Kemado Records and its sister label, Mexican Summer, are quite busy to say the least. Over the past six months, both labels moved offices from Manhattan out to Greenpoint, Brooklyn, while simultaneously building a commercial recording studio within the vast new space. They’re also opening up a destination brick-and-mortar record store, organizing a music festival out in Big Sur, California, and of course producing a constant stream of new releases from their roster of artists. I sat down with label owner Andres Santo Domingo and label head Keith Abrahamsson to get the latest and check out their new pad.
When did you decide to make the move to Greenpoint? We just needed more space. We looked all over Manhattan and found a couple of spaces — we looked everywhere. But when we came out to Brooklyn and saw the spaces out here in Greenpoint, we knew we could do a commercial recording studio. We’re going to rent it out a great deal. We’ll keep it busy a lot by ourselves as well, but we want to have it as full as possible.
What’s the square footage of your building? Andres Santo Domingo: It’s about 4,000 square feet on each floor, and the recording studio is 2,000 square feet with 30-foot ceilings in the live recording room. We made the space very functional for everyone to hang out and make it accommodating for anyone that’s recording.
Are you going to have a retail space on the first floor? ASD: Yes. It’s a platform for Mexican Summer and for our belief in limited-edition vinyl — a resurgence that is going on right now. About three other record labels are going to be involved in the beginning, and we’ll sell all of their product there too. One of them is Captured Tracks; another is Sacred Bones, which does limited-edition vinyl releases; and Minimal Wave. We’re also going to have Woodsist’s limited-edition vinyl too. It’s a vinyl co-op store essentially. We’re not going to carry a bunch different labels, nor is the store going to be open every day. It’s a destination where you can go and pick up new releases on vinyl.
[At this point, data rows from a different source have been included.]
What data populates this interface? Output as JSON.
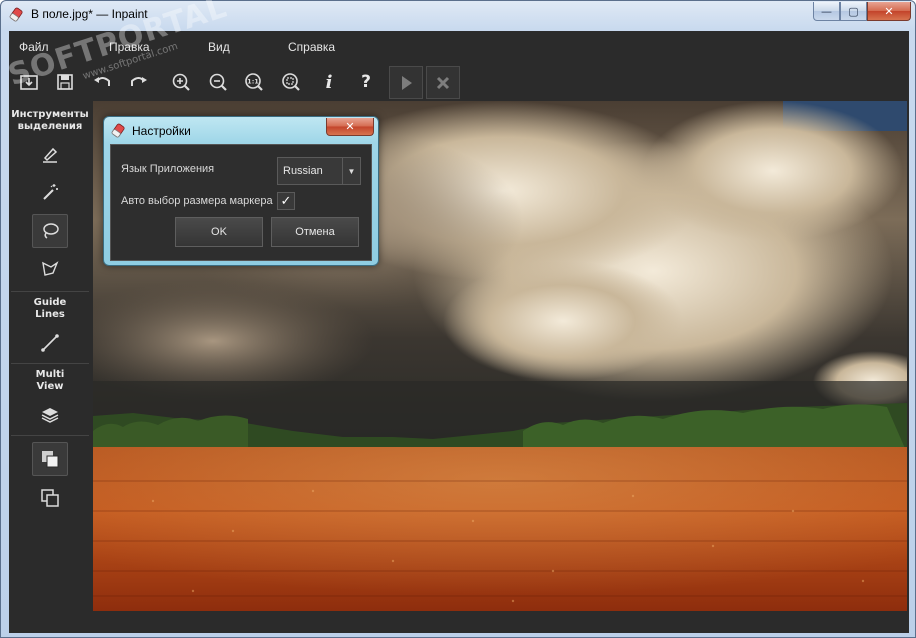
{
  "window": {
    "title": "В поле.jpg* — Inpaint",
    "min_label": "—",
    "max_label": "▢",
    "close_label": "✕"
  },
  "menu": {
    "items": [
      "Файл",
      "Правка",
      "Вид",
      "Справка"
    ]
  },
  "toolbar": {
    "zoom_actual_label": "1:1",
    "info_label": "i",
    "help_label": "?"
  },
  "leftpanel": {
    "selection_tools_label": "Инструменты выделения",
    "guide_lines_label": "Guide Lines",
    "multi_view_label": "Multi View"
  },
  "dialog": {
    "title": "Настройки",
    "close_label": "✕",
    "language_label": "Язык Приложения",
    "language_value": "Russian",
    "auto_marker_label": "Авто выбор размера маркера",
    "auto_marker_checked": "✓",
    "ok_label": "OK",
    "cancel_label": "Отмена"
  },
  "watermark": {
    "brand": "SOFTPORTAL",
    "url": "www.softportal.com"
  },
  "colors": {
    "app_bg": "#2b2b2b",
    "dialog_frame": "#9fd6e8",
    "field": "#c2561c"
  },
  "icons": [
    "open-icon",
    "save-icon",
    "undo-icon",
    "redo-icon",
    "zoom-in-icon",
    "zoom-out-icon",
    "zoom-actual-icon",
    "zoom-fit-icon",
    "info-icon",
    "help-icon",
    "play-icon",
    "stop-icon",
    "marker-icon",
    "magic-wand-icon",
    "lasso-icon",
    "polygon-lasso-icon",
    "line-icon",
    "layers-icon",
    "view-stack-icon",
    "view-copy-icon"
  ]
}
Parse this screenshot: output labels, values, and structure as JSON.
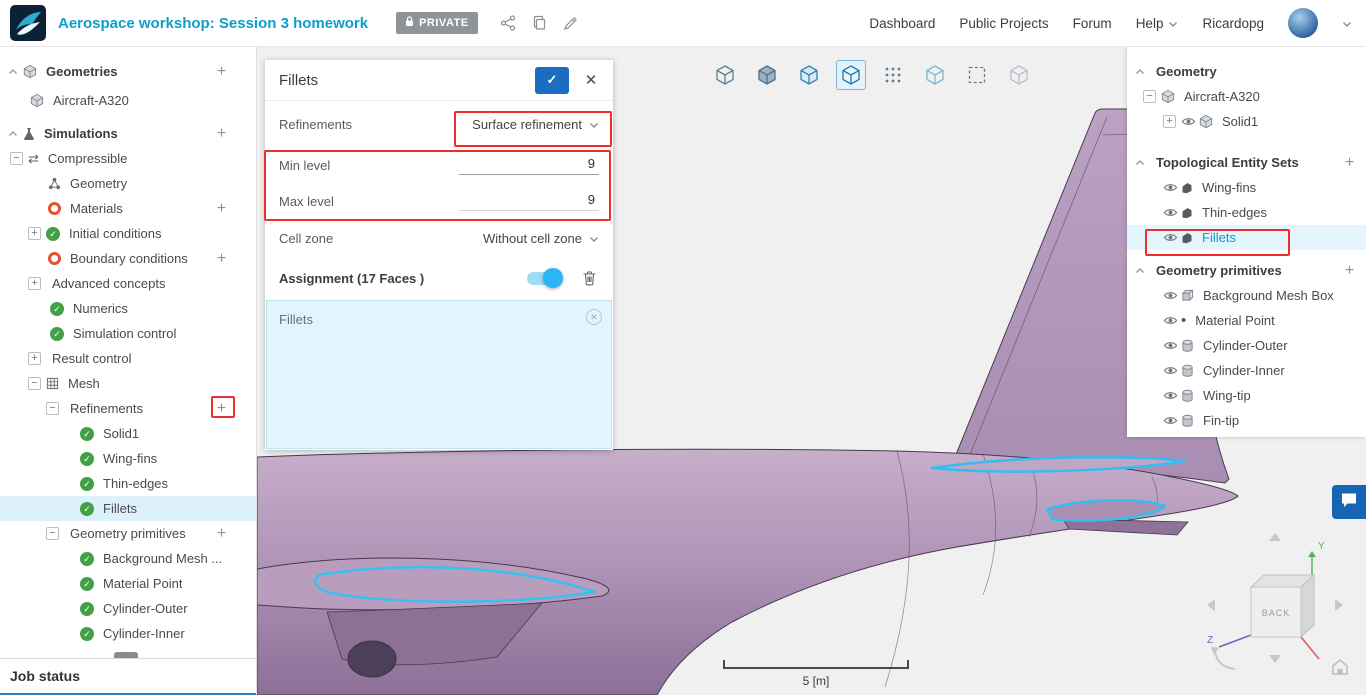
{
  "header": {
    "title": "Aerospace workshop: Session 3 homework",
    "privacy": "PRIVATE",
    "nav": {
      "dashboard": "Dashboard",
      "public_projects": "Public Projects",
      "forum": "Forum",
      "help": "Help",
      "username": "Ricardopg"
    }
  },
  "toolbar": {
    "buttons": [
      {
        "name": "view-isometric",
        "style": "outline",
        "active": false
      },
      {
        "name": "view-shaded",
        "style": "solid",
        "active": false
      },
      {
        "name": "view-shaded-edges",
        "style": "teal",
        "active": false
      },
      {
        "name": "view-solid",
        "style": "active",
        "active": true
      },
      {
        "name": "view-vertices",
        "style": "dots",
        "active": false
      },
      {
        "name": "view-transparent",
        "style": "pale-teal",
        "active": false
      },
      {
        "name": "box-select",
        "style": "dashed",
        "active": false
      },
      {
        "name": "view-mesh-off",
        "style": "pale",
        "active": false
      }
    ]
  },
  "left_tree": {
    "rows": [
      {
        "label": "Geometries",
        "pad": 8,
        "caret": true,
        "icons": [
          "cube"
        ],
        "plus": true,
        "bold": true
      },
      {
        "label": "Aircraft-A320",
        "pad": 30,
        "icons": [
          "cube"
        ],
        "margin": 4
      },
      {
        "label": "Simulations",
        "pad": 8,
        "caret": true,
        "icons": [
          "flask"
        ],
        "plus": true,
        "bold": true,
        "margin": 8
      },
      {
        "label": "Compressible",
        "pad": 10,
        "expander": "minus",
        "icons": [
          "swap"
        ]
      },
      {
        "label": "Geometry",
        "pad": 48,
        "icons": [
          "molecule"
        ]
      },
      {
        "label": "Materials",
        "pad": 48,
        "icons": [
          "ring"
        ],
        "plus": true
      },
      {
        "label": "Initial conditions",
        "pad": 28,
        "expander": "plus",
        "icons": [
          "check"
        ]
      },
      {
        "label": "Boundary conditions",
        "pad": 48,
        "icons": [
          "ring"
        ],
        "plus": true
      },
      {
        "label": "Advanced concepts",
        "pad": 28,
        "expander": "plus"
      },
      {
        "label": "Numerics",
        "pad": 50,
        "icons": [
          "check"
        ]
      },
      {
        "label": "Simulation control",
        "pad": 50,
        "icons": [
          "check"
        ]
      },
      {
        "label": "Result control",
        "pad": 28,
        "expander": "plus"
      },
      {
        "label": "Mesh",
        "pad": 28,
        "expander": "minus",
        "icons": [
          "mesh"
        ]
      },
      {
        "label": "Refinements",
        "pad": 46,
        "expander": "minus",
        "plus": true
      },
      {
        "label": "Solid1",
        "pad": 80,
        "icons": [
          "check"
        ]
      },
      {
        "label": "Wing-fins",
        "pad": 80,
        "icons": [
          "check"
        ]
      },
      {
        "label": "Thin-edges",
        "pad": 80,
        "icons": [
          "check"
        ]
      },
      {
        "label": "Fillets",
        "pad": 80,
        "icons": [
          "check"
        ],
        "selected": true
      },
      {
        "label": "Geometry primitives",
        "pad": 46,
        "expander": "minus",
        "plus": true
      },
      {
        "label": "Background Mesh ...",
        "pad": 80,
        "icons": [
          "check"
        ]
      },
      {
        "label": "Material Point",
        "pad": 80,
        "icons": [
          "check"
        ]
      },
      {
        "label": "Cylinder-Outer",
        "pad": 80,
        "icons": [
          "check"
        ]
      },
      {
        "label": "Cylinder-Inner",
        "pad": 80,
        "icons": [
          "check"
        ]
      }
    ]
  },
  "right_tree": {
    "rows": [
      {
        "label": "Geometry",
        "pad": 8,
        "caret": true,
        "bold": true
      },
      {
        "label": "Aircraft-A320",
        "pad": 16,
        "expander": "minus",
        "icons": [
          "cube"
        ]
      },
      {
        "label": "Solid1",
        "pad": 36,
        "expander": "plus",
        "icons": [
          "eye",
          "cube"
        ]
      },
      {
        "label": "Topological Entity Sets",
        "pad": 8,
        "caret": true,
        "plus": true,
        "bold": true,
        "margin": 16
      },
      {
        "label": "Wing-fins",
        "pad": 36,
        "icons": [
          "eye",
          "faces"
        ]
      },
      {
        "label": "Thin-edges",
        "pad": 36,
        "icons": [
          "eye",
          "faces"
        ]
      },
      {
        "label": "Fillets",
        "pad": 36,
        "icons": [
          "eye",
          "faces"
        ],
        "selected": true,
        "teal": true
      },
      {
        "label": "Geometry primitives",
        "pad": 8,
        "caret": true,
        "plus": true,
        "bold": true,
        "margin": 8
      },
      {
        "label": "Background Mesh Box",
        "pad": 36,
        "icons": [
          "eye",
          "box3d"
        ]
      },
      {
        "label": "Material Point",
        "pad": 36,
        "icons": [
          "eye",
          "dot"
        ]
      },
      {
        "label": "Cylinder-Outer",
        "pad": 36,
        "icons": [
          "eye",
          "cylinder"
        ]
      },
      {
        "label": "Cylinder-Inner",
        "pad": 36,
        "icons": [
          "eye",
          "cylinder"
        ]
      },
      {
        "label": "Wing-tip",
        "pad": 36,
        "icons": [
          "eye",
          "cylinder"
        ]
      },
      {
        "label": "Fin-tip",
        "pad": 36,
        "icons": [
          "eye",
          "cylinder"
        ]
      }
    ]
  },
  "panel": {
    "title": "Fillets",
    "refinements_label": "Refinements",
    "refinements_value": "Surface refinement",
    "min_label": "Min level",
    "min_value": "9",
    "max_label": "Max level",
    "max_value": "9",
    "cell_zone_label": "Cell zone",
    "cell_zone_value": "Without cell zone",
    "assignment_label": "Assignment (17 Faces )",
    "assignment_chip": "Fillets"
  },
  "viewport": {
    "scale_label": "5 [m]",
    "nav_cube_face": "BACK"
  },
  "job_status": {
    "label": "Job status"
  },
  "accent_colors": {
    "brand_teal": "#0f9dc9",
    "selection_blue": "#ddf1fb",
    "annotation_red": "#ef2d2d",
    "toggle_blue": "#29b6f6",
    "apply_blue": "#1a6dc0"
  }
}
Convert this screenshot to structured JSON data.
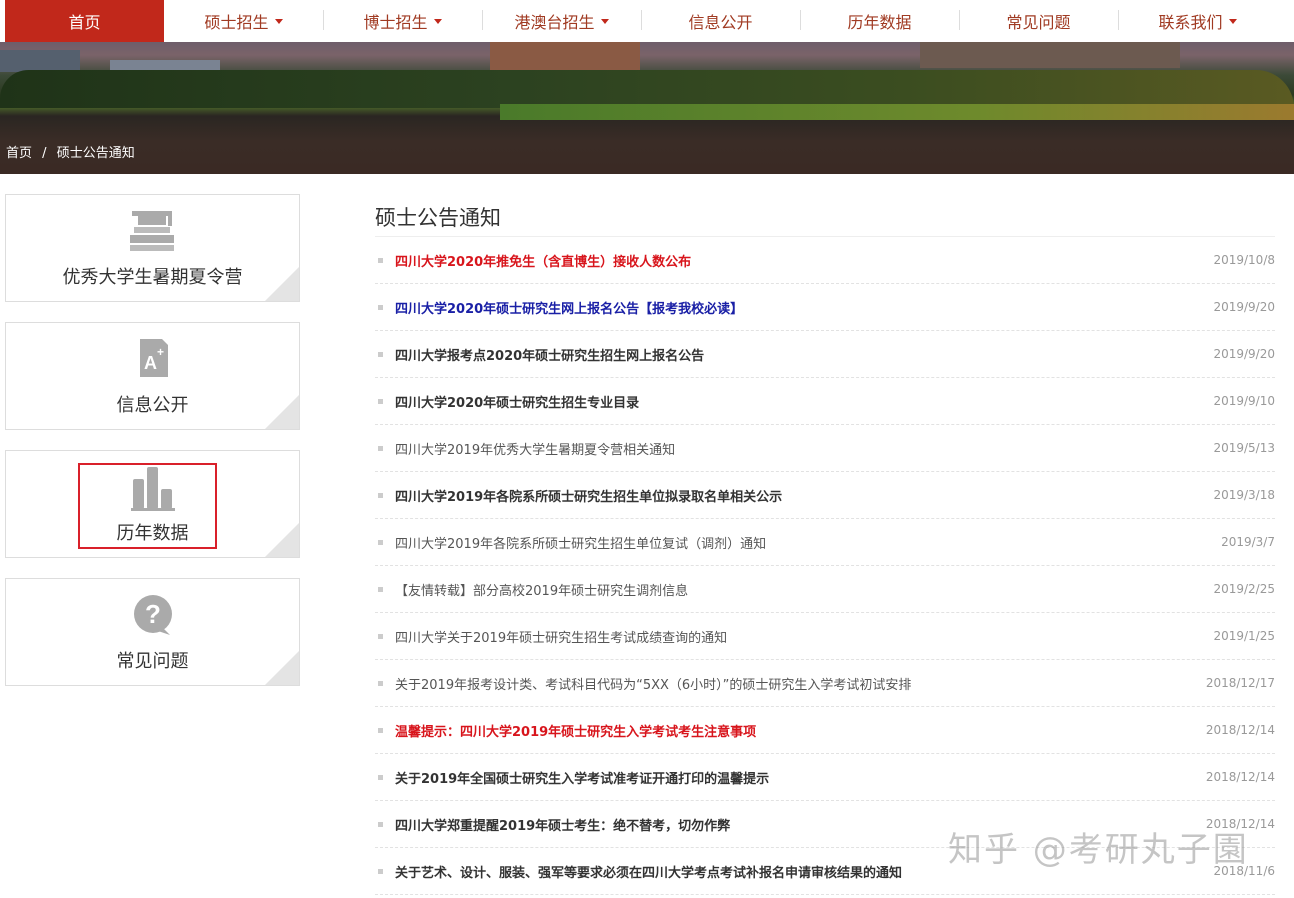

A lot of things we’d like to do and are thinking of doing with the store: our bands and the other labels will have live shows in the recording studio, record the session, and then press out on a seven-inch. We’re also going to have “store releases” where you can only purchase that release at the store.
Similar to what Jack White’s Third Man Records is doing in Nashville, and the recent pop up store in New York? ASD: Yes, it’s similar, but one thing that Jack White has that we don’t have — and what we’d love to have — is a vinyl pressing plant. You need a big space for that! We have a couple places in Brooklyn though that press vinyl for us though.
Tell me about the festival you’re putting on — Party in the Pines. ASD: It’s going to be at Henry Miller Library out in Big Sur on August 29. There are a lot of awesome bands — a lot we work with, but also bands in the same family as us. Dungen, Ariel Pink, Gang Gang Dance … Vietnam is doing a reunion show. Saviours, Farmer Dave Scher. It’s going to be awesome.
Where did the concept come from? Keith Abrahamsson: This is really the brainchild of Jeff Kaye, who also works at Kemado. He knew the guys of Folk Yeah, who are promoters that put on these shows out at the Henry Miller Library. We’re hoping this will end up being a yearly event. ASD: It’s a one-day festival. It’s only $30, and people can camp there. It’s sort of a reaction to these big three-day festivals. This festival is on a much smaller scale. We can only sell 500 tickets due to the capacity of the venue.
What releases do you have coming up? ASD: Farmer Dave, which we’re really excited about. That comes out in August. A new Langhorne Slim record — we’re getting that project rolling right now. A new Saviours record due out in the fall. Also, we signed a new band on Kemado: The Soft Pack from San Diego. They’re recording their album right now. That will come out in the new year, as will the The Sword’s new record. Between all that, we have a slew of new Mexican Summer releases too. So we’re going to be busy!